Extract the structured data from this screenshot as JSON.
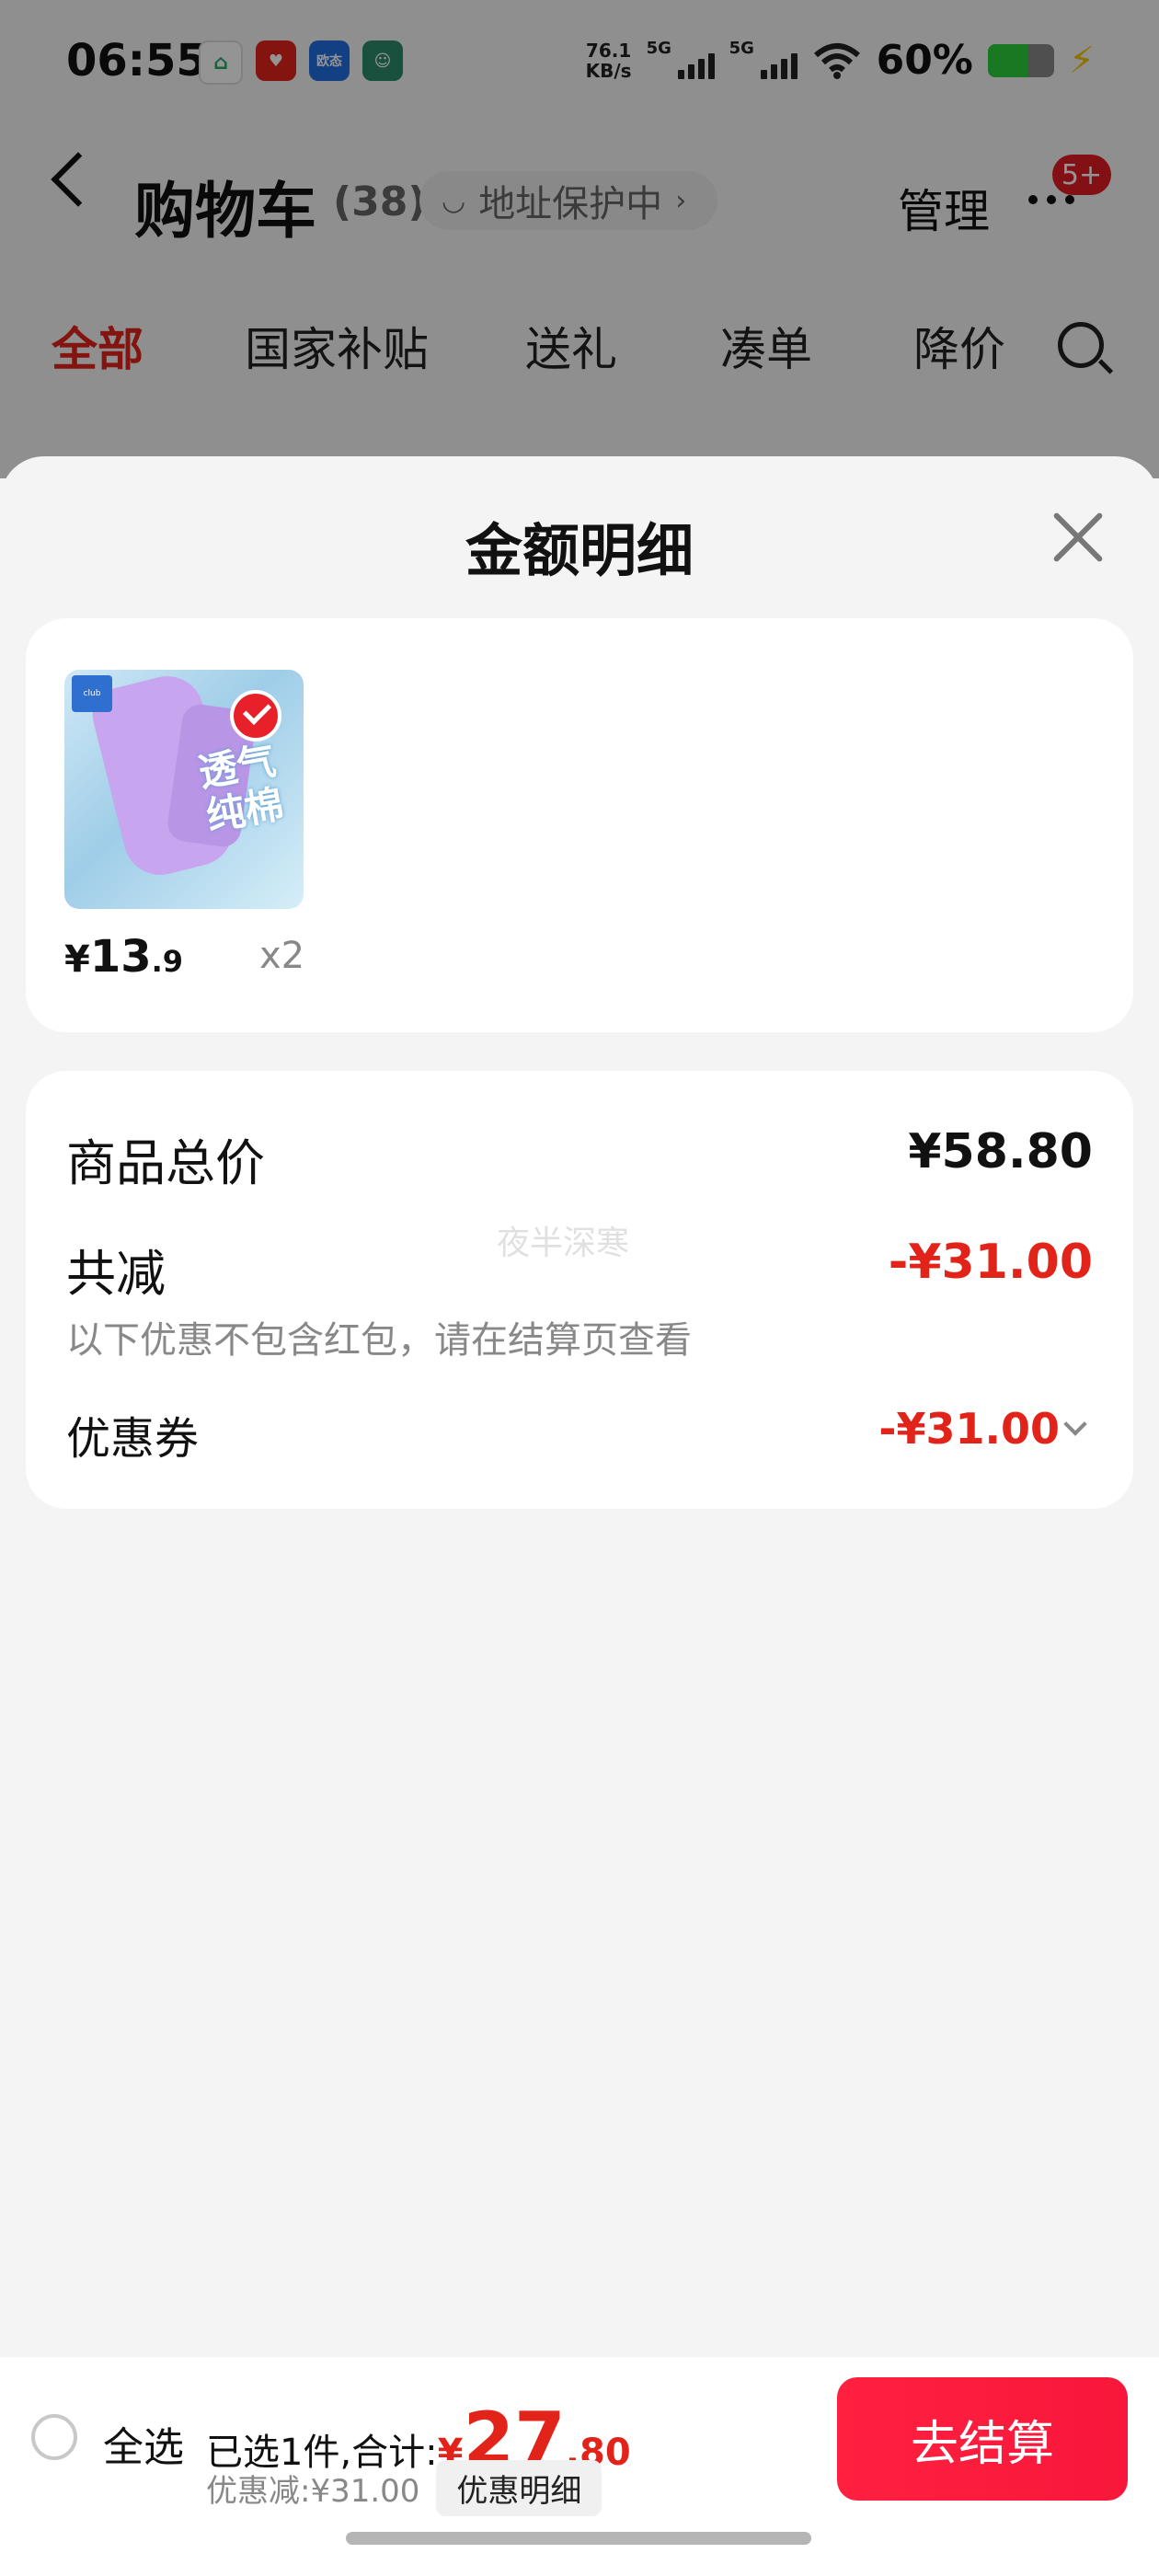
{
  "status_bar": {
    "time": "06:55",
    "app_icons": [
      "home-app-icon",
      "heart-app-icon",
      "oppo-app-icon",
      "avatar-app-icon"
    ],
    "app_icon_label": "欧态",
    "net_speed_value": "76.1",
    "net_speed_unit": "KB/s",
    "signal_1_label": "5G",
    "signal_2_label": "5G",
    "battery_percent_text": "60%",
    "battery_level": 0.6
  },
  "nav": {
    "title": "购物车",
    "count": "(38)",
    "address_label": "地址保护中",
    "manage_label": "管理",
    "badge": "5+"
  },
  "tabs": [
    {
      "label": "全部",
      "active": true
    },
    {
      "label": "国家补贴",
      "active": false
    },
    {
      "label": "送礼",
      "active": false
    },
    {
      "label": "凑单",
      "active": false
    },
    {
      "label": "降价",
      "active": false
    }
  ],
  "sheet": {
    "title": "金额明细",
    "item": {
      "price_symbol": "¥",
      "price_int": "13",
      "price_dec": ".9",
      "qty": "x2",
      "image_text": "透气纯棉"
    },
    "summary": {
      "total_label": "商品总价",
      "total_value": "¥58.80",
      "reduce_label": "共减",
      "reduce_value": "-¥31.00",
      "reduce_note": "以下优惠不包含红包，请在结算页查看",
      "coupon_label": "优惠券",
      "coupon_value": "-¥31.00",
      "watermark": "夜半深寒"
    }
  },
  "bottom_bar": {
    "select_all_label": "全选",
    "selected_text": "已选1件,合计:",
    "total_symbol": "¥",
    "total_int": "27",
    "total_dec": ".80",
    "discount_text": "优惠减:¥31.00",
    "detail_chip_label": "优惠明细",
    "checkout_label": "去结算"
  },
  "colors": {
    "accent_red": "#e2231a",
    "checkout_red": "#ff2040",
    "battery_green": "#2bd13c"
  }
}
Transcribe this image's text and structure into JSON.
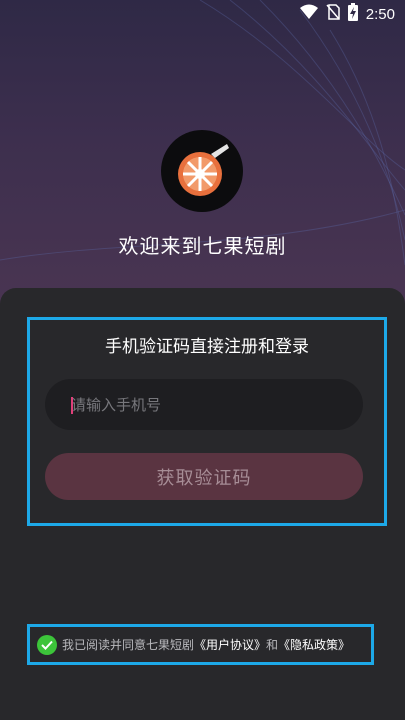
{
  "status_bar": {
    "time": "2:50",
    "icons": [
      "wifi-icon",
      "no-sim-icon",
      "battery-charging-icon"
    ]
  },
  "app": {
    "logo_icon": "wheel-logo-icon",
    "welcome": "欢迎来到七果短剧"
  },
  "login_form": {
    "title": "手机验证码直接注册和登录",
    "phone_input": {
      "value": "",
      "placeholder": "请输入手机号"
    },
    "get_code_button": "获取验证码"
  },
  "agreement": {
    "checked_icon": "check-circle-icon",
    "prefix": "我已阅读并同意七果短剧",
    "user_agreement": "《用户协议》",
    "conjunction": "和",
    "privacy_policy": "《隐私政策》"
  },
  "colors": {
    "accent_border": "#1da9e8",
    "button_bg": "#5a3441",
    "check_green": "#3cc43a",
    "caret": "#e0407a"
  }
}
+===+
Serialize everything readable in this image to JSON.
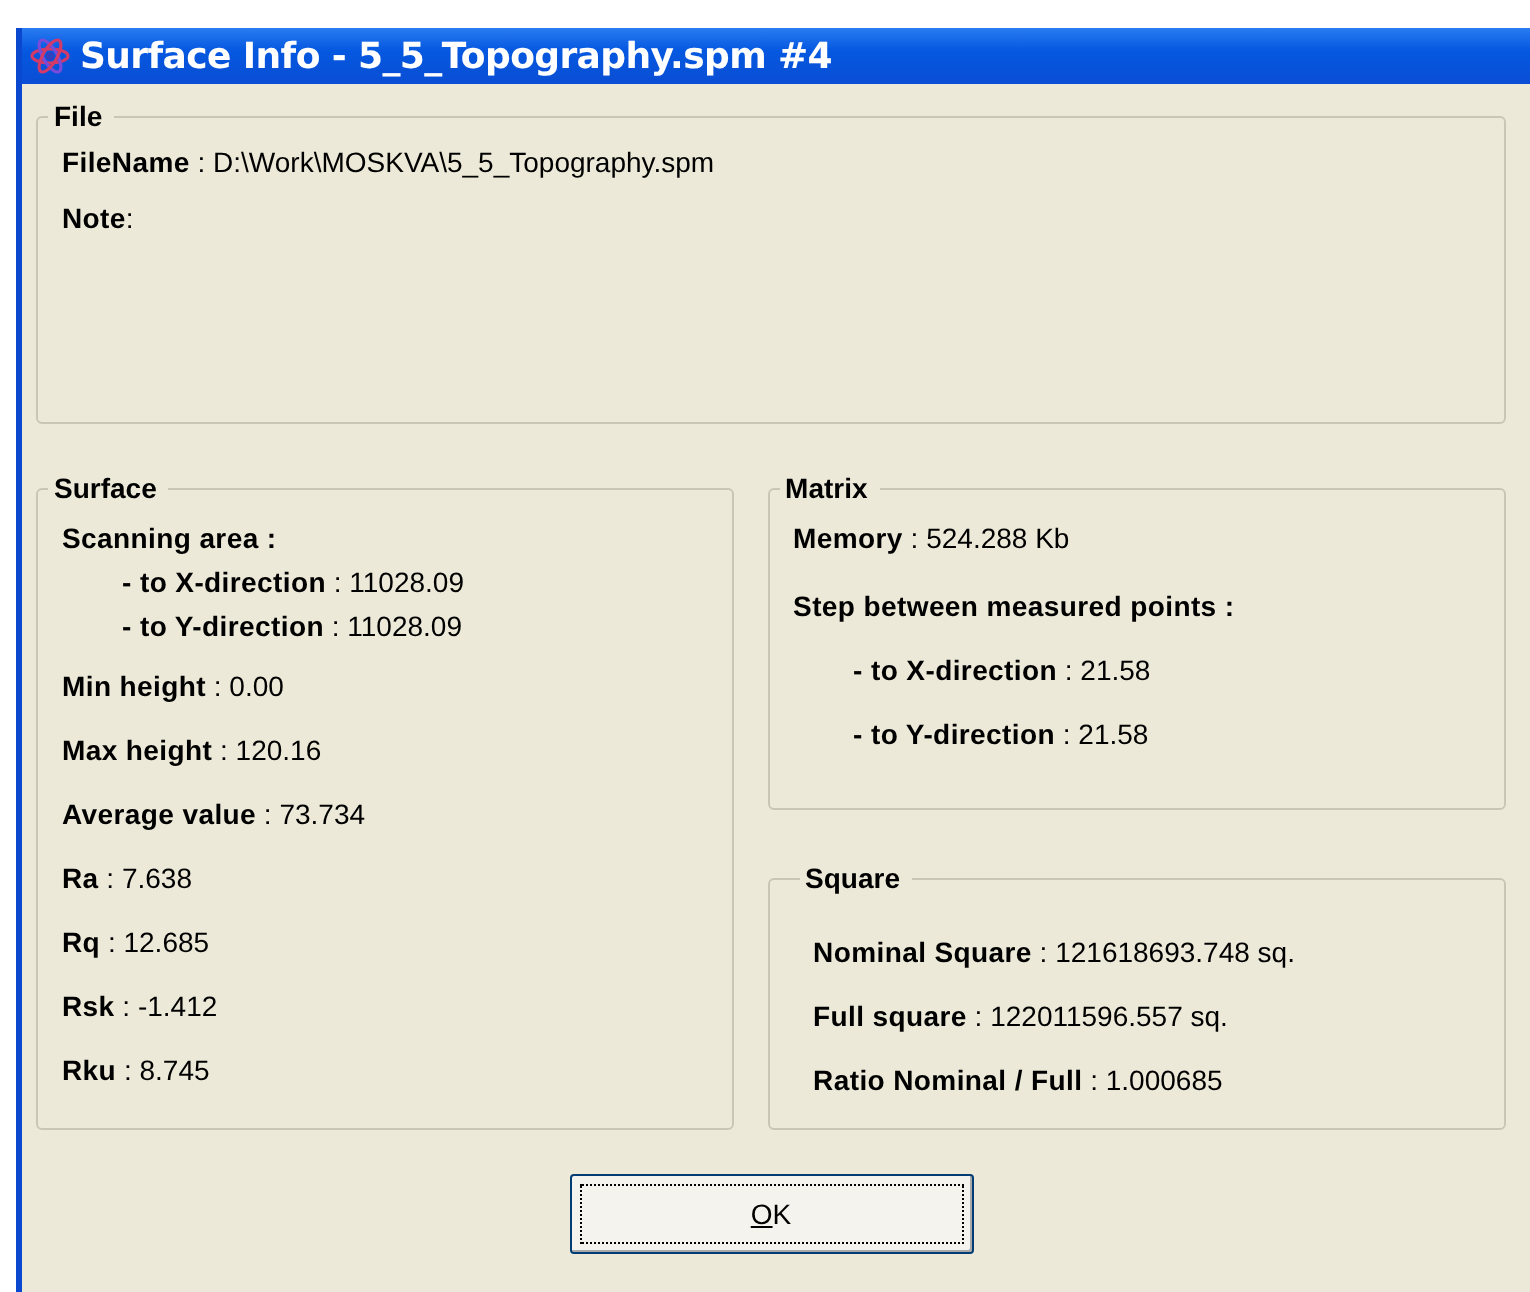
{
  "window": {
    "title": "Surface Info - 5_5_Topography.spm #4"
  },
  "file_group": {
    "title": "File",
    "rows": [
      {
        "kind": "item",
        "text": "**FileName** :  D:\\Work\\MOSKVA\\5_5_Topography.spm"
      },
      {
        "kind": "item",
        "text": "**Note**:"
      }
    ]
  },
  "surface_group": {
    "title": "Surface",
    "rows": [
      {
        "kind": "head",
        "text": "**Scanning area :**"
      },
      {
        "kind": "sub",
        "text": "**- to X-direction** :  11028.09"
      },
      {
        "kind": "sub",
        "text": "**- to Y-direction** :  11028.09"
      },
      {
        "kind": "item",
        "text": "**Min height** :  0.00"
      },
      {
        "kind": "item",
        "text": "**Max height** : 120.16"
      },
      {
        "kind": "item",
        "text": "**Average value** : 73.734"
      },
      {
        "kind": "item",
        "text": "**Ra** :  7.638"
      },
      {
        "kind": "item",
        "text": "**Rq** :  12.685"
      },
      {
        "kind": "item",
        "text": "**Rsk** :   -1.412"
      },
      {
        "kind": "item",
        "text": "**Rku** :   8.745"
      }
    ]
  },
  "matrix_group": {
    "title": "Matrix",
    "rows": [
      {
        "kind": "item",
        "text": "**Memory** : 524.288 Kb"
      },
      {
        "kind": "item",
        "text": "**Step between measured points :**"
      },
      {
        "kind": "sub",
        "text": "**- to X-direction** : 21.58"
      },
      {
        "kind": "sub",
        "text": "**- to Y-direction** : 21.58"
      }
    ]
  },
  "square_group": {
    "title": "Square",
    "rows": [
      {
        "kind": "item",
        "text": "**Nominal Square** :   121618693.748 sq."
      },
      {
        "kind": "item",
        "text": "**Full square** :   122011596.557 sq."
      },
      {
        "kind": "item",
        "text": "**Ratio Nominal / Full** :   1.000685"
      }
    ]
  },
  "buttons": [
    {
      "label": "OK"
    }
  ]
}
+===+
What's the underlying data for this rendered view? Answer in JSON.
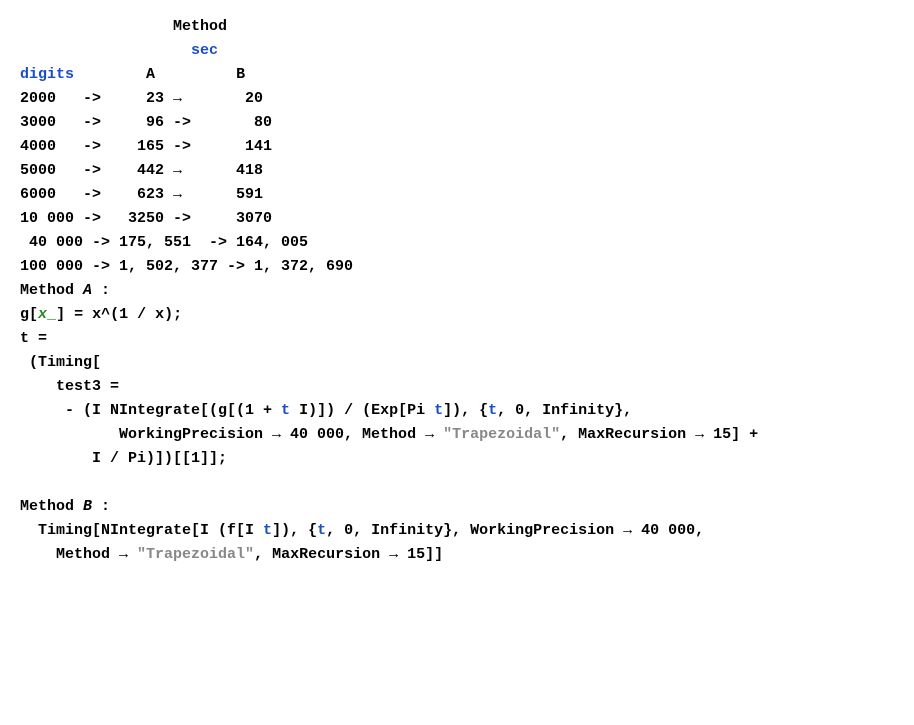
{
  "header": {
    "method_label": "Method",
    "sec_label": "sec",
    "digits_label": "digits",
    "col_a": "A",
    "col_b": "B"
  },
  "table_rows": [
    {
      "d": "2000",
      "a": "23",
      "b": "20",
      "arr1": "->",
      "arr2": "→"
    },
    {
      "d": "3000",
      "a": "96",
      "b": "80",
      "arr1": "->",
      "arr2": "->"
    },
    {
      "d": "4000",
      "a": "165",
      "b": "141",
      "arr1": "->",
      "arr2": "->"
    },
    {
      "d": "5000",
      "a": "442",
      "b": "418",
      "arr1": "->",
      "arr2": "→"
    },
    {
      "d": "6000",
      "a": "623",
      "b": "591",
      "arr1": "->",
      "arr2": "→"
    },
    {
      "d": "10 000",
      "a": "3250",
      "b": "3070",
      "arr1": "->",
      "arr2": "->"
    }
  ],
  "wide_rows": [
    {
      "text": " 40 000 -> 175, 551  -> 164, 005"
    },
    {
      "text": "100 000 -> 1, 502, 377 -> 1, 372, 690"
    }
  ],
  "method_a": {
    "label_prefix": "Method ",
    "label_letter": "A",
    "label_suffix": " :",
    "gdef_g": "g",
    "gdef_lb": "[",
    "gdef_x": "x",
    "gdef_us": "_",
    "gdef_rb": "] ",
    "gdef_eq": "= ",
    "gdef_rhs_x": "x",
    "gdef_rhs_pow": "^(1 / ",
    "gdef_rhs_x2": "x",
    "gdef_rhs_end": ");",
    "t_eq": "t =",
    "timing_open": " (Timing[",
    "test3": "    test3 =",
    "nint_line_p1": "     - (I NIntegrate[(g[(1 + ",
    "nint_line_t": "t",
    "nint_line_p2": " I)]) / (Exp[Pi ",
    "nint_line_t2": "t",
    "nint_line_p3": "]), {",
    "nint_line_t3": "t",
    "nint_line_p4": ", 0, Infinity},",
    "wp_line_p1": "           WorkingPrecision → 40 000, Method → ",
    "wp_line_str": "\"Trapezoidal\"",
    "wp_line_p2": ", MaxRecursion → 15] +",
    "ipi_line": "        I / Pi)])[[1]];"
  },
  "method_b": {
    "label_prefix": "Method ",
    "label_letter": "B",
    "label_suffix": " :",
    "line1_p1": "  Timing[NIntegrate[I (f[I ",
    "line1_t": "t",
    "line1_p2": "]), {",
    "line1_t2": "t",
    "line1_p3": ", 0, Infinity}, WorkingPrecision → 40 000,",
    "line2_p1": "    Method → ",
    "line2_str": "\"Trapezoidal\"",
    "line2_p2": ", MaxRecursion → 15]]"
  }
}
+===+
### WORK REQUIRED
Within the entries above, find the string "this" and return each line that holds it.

### YOUR RESPONSE
Extract the structured data from this screenshot as JSON.
Transcribe this image's text and structure into JSON.
Serialize everything readable in this image to JSON.
What's the underlying data for this rendered view? Answer in JSON.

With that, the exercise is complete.